(Collected data)
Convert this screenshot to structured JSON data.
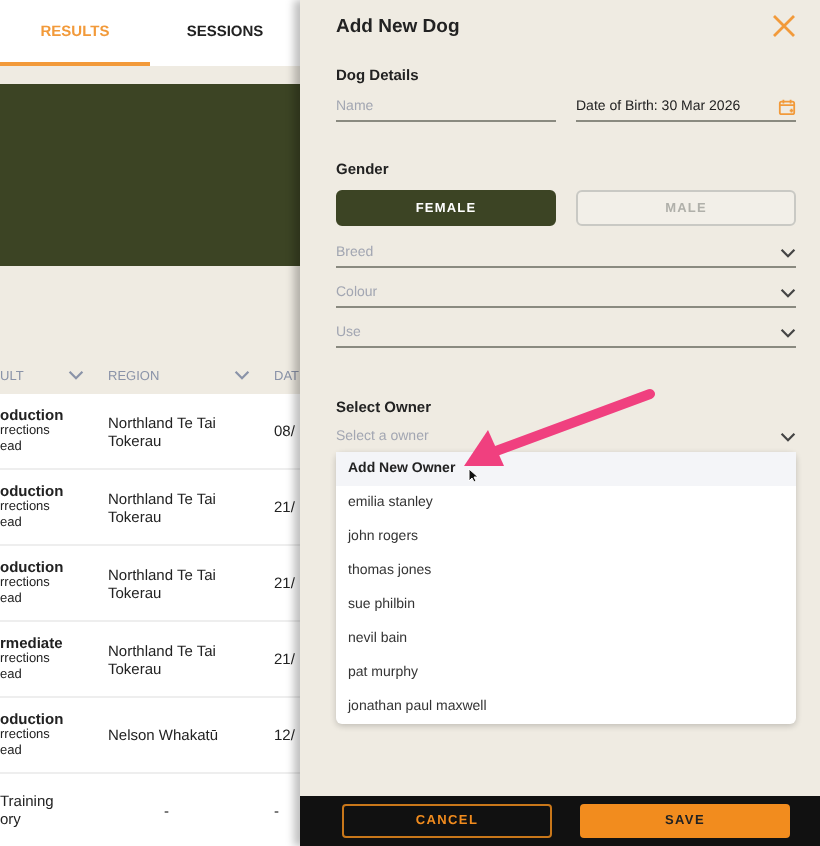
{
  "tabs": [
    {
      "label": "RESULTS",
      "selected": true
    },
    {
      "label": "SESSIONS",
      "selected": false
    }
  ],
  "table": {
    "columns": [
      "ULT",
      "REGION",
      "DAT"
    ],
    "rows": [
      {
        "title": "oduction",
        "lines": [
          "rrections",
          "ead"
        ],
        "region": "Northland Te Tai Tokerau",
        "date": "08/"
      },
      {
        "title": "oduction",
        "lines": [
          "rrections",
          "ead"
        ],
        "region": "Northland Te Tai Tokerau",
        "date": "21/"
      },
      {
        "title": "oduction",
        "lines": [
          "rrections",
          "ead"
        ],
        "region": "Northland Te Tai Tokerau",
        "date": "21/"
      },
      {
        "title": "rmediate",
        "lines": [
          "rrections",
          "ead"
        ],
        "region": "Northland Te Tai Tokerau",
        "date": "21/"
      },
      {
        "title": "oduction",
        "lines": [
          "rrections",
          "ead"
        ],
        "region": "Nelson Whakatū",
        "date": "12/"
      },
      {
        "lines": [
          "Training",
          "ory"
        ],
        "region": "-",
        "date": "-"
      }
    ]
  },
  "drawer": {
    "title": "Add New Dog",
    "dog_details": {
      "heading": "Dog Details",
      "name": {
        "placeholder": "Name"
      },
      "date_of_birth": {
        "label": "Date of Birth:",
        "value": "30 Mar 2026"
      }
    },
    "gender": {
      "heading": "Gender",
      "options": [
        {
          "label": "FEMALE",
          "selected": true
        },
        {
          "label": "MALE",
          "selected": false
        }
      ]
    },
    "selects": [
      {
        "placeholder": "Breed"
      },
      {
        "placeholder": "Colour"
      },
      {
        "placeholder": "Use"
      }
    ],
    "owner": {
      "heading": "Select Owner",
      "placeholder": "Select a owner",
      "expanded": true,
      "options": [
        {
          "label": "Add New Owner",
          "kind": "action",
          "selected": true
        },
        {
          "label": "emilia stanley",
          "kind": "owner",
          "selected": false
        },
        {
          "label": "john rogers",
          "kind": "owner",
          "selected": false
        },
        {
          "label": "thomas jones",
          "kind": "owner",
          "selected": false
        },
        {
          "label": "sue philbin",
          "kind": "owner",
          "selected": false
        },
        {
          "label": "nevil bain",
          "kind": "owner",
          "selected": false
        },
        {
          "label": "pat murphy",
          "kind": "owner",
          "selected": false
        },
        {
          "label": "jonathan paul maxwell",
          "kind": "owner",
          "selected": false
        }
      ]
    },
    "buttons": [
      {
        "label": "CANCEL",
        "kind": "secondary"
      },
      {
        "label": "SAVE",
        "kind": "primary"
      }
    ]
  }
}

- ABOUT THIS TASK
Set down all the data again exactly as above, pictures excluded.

- SOLUTION TO THE EXERCISE
Convert this screenshot to structured JSON data.
{
  "tabs": [
    {
      "label": "RESULTS",
      "selected": true
    },
    {
      "label": "SESSIONS",
      "selected": false
    }
  ],
  "table": {
    "columns": [
      "ULT",
      "REGION",
      "DAT"
    ],
    "rows": [
      {
        "title": "oduction",
        "lines": [
          "rrections",
          "ead"
        ],
        "region": "Northland Te Tai Tokerau",
        "date": "08/"
      },
      {
        "title": "oduction",
        "lines": [
          "rrections",
          "ead"
        ],
        "region": "Northland Te Tai Tokerau",
        "date": "21/"
      },
      {
        "title": "oduction",
        "lines": [
          "rrections",
          "ead"
        ],
        "region": "Northland Te Tai Tokerau",
        "date": "21/"
      },
      {
        "title": "rmediate",
        "lines": [
          "rrections",
          "ead"
        ],
        "region": "Northland Te Tai Tokerau",
        "date": "21/"
      },
      {
        "title": "oduction",
        "lines": [
          "rrections",
          "ead"
        ],
        "region": "Nelson Whakatū",
        "date": "12/"
      },
      {
        "lines": [
          "Training",
          "ory"
        ],
        "region": "-",
        "date": "-"
      }
    ]
  },
  "drawer": {
    "title": "Add New Dog",
    "dog_details": {
      "heading": "Dog Details",
      "name": {
        "placeholder": "Name"
      },
      "date_of_birth": {
        "label": "Date of Birth:",
        "value": "30 Mar 2026"
      }
    },
    "gender": {
      "heading": "Gender",
      "options": [
        {
          "label": "FEMALE",
          "selected": true
        },
        {
          "label": "MALE",
          "selected": false
        }
      ]
    },
    "selects": [
      {
        "placeholder": "Breed"
      },
      {
        "placeholder": "Colour"
      },
      {
        "placeholder": "Use"
      }
    ],
    "owner": {
      "heading": "Select Owner",
      "placeholder": "Select a owner",
      "expanded": true,
      "options": [
        {
          "label": "Add New Owner",
          "kind": "action",
          "selected": true
        },
        {
          "label": "emilia stanley",
          "kind": "owner",
          "selected": false
        },
        {
          "label": "john rogers",
          "kind": "owner",
          "selected": false
        },
        {
          "label": "thomas jones",
          "kind": "owner",
          "selected": false
        },
        {
          "label": "sue philbin",
          "kind": "owner",
          "selected": false
        },
        {
          "label": "nevil bain",
          "kind": "owner",
          "selected": false
        },
        {
          "label": "pat murphy",
          "kind": "owner",
          "selected": false
        },
        {
          "label": "jonathan paul maxwell",
          "kind": "owner",
          "selected": false
        }
      ]
    },
    "buttons": [
      {
        "label": "CANCEL",
        "kind": "secondary"
      },
      {
        "label": "SAVE",
        "kind": "primary"
      }
    ]
  }
}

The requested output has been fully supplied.